The project, also known as the Delancey Underground, has been building a growing roster of supporters, among them the local community board and essentially every elected official with any jurisdiction over the project. And now they’re mobilizing to wrest control of the space from the MTA: last week The New York Press reported that a coalition of elected officials sent a letter to the Economic Development Corporation, urging it to work with MTA to turn the terminal over to the city.
Delancey Underground, a.k.a. the Low Line, a.k.a. New York’s first underground green space, has had a lucrative summer, raising a not-unimpressive $150,00o.
Efforts to raise money for the Delancey Underground–also known as the Low Line–have taken off, thanks to private fundraising on the website Kickstarter.com. Back in September, when we talked to the founders of the project, ex-NASA scientist James Ramsey and RAAD partner Dan Barasch, they had low expectations about raising any money from the city.
It’s predecessor, the West Side High Line, had gotten some public money, but was built in a different era, Mr. Ramsey told us. “The recession hadn’t hit, and it was right after 9/11, when the city was looking to put money in an urban renewal project.”
Two months ago, we were introduced to James Ramsey and Dan Barasch, the duo who were proposing to turn the abandoned Delancey trolly tunnel underneath Essex Street into an eco-friendly environment from the future called the Low Line.

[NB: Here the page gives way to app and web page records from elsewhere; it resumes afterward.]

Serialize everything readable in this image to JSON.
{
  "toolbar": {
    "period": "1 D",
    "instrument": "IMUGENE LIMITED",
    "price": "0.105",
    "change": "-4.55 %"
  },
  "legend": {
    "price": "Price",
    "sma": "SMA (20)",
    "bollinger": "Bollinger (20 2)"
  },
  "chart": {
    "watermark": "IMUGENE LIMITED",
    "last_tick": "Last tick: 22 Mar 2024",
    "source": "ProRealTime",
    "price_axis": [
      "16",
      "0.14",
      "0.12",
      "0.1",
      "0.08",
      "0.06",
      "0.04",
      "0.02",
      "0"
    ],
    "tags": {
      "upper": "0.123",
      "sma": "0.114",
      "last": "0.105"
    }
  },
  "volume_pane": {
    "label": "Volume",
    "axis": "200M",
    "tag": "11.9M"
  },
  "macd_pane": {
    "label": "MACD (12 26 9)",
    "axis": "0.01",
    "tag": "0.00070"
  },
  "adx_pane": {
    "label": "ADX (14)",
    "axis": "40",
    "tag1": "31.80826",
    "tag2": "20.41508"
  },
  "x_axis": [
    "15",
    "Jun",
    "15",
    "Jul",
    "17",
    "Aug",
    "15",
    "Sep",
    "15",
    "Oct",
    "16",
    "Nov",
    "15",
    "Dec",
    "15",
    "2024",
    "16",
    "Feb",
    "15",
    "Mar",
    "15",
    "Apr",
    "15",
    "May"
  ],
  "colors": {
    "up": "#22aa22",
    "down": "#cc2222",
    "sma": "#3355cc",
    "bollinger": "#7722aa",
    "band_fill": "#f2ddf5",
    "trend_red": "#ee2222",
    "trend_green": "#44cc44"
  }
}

Despite the very real chance that the Low Line won’t get any public funding (making it near impossible to build), the media has picked up on this whimsical idea…mainly because we had no idea that every time we looked across the platform on the JMZ to Brooklyn, we were staring directly into a 108-year-old cavern. With signs of human life.